Saved data entries:

***

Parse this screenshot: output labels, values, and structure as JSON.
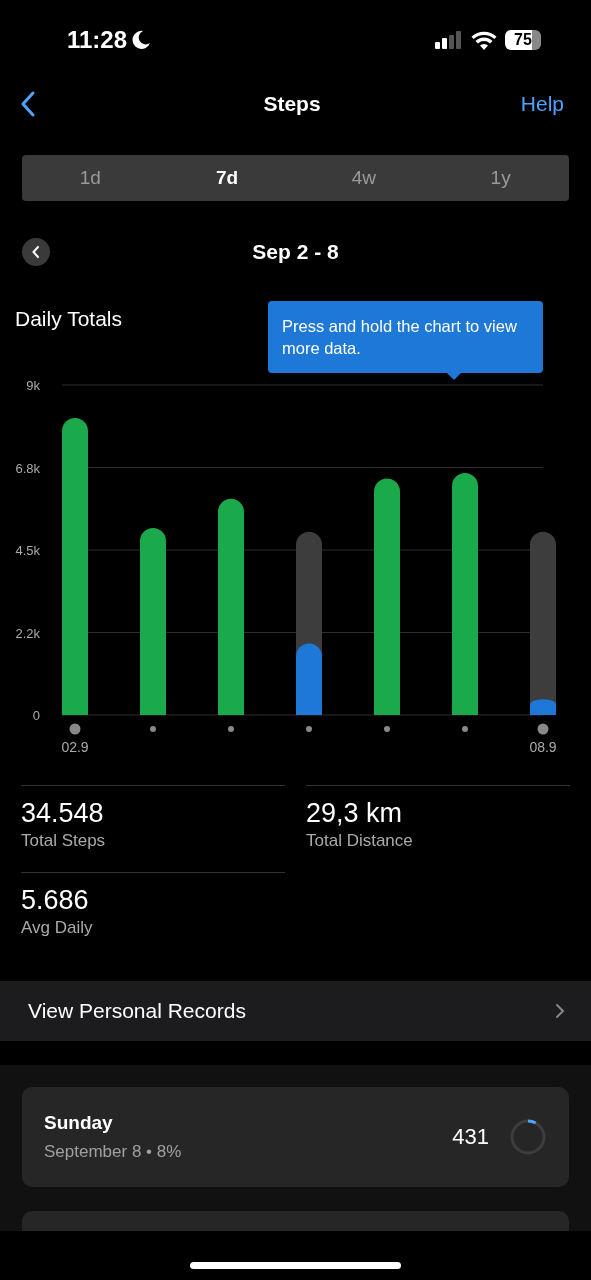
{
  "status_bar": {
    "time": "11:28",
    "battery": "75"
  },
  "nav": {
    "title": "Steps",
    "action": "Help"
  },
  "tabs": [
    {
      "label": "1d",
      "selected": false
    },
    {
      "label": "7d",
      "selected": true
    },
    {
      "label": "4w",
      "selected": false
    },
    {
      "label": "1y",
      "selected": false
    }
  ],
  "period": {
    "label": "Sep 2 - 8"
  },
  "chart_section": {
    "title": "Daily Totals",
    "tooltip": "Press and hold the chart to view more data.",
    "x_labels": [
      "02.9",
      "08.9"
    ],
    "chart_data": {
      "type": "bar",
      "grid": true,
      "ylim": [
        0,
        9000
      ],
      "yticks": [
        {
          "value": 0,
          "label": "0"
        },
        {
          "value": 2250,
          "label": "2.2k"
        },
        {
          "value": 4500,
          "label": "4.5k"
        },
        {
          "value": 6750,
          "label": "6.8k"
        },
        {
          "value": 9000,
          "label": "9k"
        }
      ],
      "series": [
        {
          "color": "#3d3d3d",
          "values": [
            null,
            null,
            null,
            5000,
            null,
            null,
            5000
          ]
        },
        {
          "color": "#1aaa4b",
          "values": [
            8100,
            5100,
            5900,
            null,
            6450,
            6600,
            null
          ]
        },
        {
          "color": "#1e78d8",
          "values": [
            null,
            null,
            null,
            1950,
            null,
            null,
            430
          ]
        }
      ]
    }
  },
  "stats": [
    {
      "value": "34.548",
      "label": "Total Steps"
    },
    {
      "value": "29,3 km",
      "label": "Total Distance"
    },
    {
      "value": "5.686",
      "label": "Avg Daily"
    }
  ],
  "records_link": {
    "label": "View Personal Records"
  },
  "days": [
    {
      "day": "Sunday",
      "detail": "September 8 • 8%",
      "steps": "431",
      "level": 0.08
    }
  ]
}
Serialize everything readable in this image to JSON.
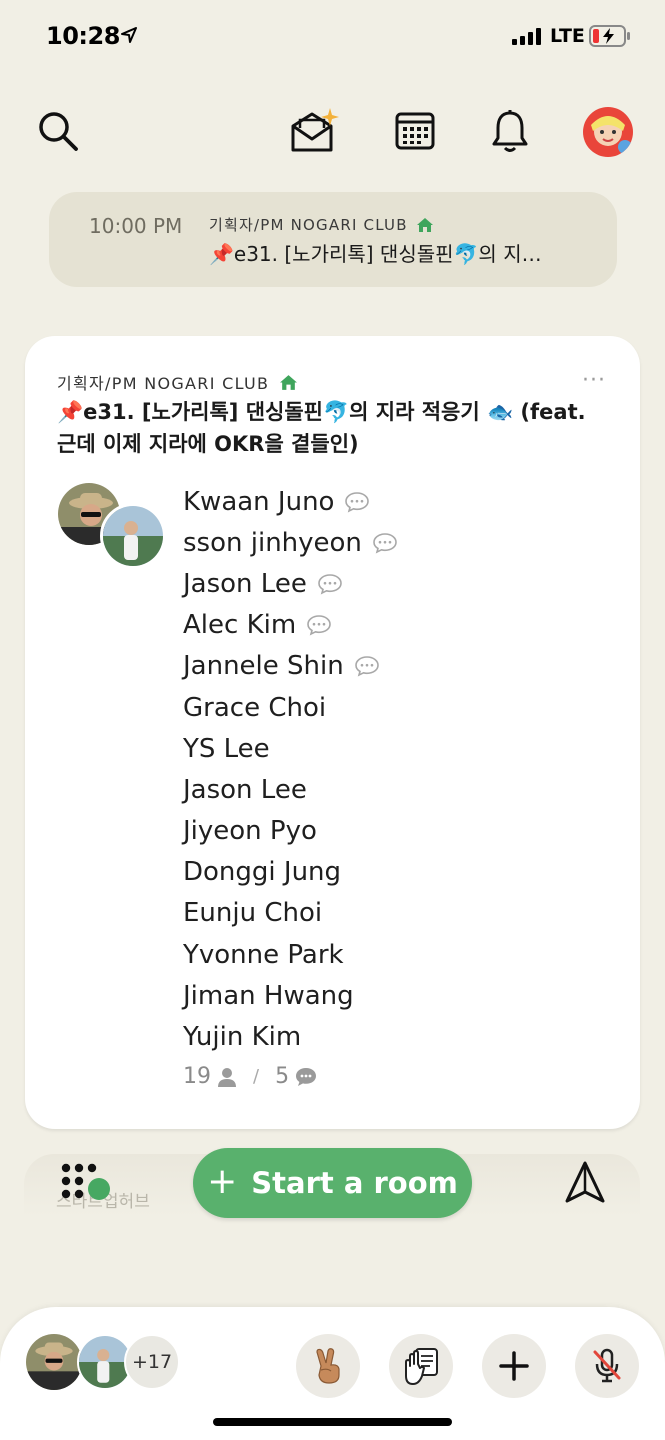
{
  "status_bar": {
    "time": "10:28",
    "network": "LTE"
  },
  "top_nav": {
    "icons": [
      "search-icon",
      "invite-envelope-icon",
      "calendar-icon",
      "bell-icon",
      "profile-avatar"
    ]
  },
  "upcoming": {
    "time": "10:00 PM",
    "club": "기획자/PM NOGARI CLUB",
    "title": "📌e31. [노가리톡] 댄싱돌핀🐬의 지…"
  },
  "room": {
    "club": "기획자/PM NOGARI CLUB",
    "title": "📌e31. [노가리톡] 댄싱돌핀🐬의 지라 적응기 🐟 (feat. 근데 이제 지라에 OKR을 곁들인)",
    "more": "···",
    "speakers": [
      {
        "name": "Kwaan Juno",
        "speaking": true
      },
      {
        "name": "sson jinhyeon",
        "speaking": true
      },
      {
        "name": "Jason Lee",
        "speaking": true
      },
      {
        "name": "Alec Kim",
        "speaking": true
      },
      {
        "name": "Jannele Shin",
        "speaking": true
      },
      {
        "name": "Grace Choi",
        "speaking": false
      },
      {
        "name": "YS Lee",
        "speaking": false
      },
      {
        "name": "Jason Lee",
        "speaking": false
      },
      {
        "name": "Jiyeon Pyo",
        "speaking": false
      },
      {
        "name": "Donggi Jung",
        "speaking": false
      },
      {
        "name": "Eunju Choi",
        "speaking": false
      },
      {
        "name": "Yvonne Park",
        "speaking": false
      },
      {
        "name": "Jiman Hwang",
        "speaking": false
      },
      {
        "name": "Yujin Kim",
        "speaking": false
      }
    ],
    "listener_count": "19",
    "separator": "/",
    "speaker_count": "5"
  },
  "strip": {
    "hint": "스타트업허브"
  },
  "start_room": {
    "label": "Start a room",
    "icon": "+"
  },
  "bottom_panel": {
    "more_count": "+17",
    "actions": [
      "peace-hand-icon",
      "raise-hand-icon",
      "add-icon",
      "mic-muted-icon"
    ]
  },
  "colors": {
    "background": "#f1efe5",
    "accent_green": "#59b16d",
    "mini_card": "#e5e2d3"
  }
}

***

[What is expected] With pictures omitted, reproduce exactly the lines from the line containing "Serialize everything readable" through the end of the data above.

[Completed exercise]
Serialize everything readable in this image to JSON.
{
  "status_bar": {
    "time": "10:28",
    "network": "LTE"
  },
  "top_nav": {
    "icons": [
      "search-icon",
      "invite-envelope-icon",
      "calendar-icon",
      "bell-icon",
      "profile-avatar"
    ]
  },
  "upcoming": {
    "time": "10:00 PM",
    "club": "기획자/PM NOGARI CLUB",
    "title": "📌e31. [노가리톡] 댄싱돌핀🐬의 지…"
  },
  "room": {
    "club": "기획자/PM NOGARI CLUB",
    "title": "📌e31. [노가리톡] 댄싱돌핀🐬의 지라 적응기 🐟 (feat. 근데 이제 지라에 OKR을 곁들인)",
    "more": "···",
    "speakers": [
      {
        "name": "Kwaan Juno",
        "speaking": true
      },
      {
        "name": "sson jinhyeon",
        "speaking": true
      },
      {
        "name": "Jason Lee",
        "speaking": true
      },
      {
        "name": "Alec Kim",
        "speaking": true
      },
      {
        "name": "Jannele Shin",
        "speaking": true
      },
      {
        "name": "Grace Choi",
        "speaking": false
      },
      {
        "name": "YS Lee",
        "speaking": false
      },
      {
        "name": "Jason Lee",
        "speaking": false
      },
      {
        "name": "Jiyeon Pyo",
        "speaking": false
      },
      {
        "name": "Donggi Jung",
        "speaking": false
      },
      {
        "name": "Eunju Choi",
        "speaking": false
      },
      {
        "name": "Yvonne Park",
        "speaking": false
      },
      {
        "name": "Jiman Hwang",
        "speaking": false
      },
      {
        "name": "Yujin Kim",
        "speaking": false
      }
    ],
    "listener_count": "19",
    "separator": "/",
    "speaker_count": "5"
  },
  "strip": {
    "hint": "스타트업허브"
  },
  "start_room": {
    "label": "Start a room",
    "icon": "+"
  },
  "bottom_panel": {
    "more_count": "+17",
    "actions": [
      "peace-hand-icon",
      "raise-hand-icon",
      "add-icon",
      "mic-muted-icon"
    ]
  },
  "colors": {
    "background": "#f1efe5",
    "accent_green": "#59b16d",
    "mini_card": "#e5e2d3"
  }
}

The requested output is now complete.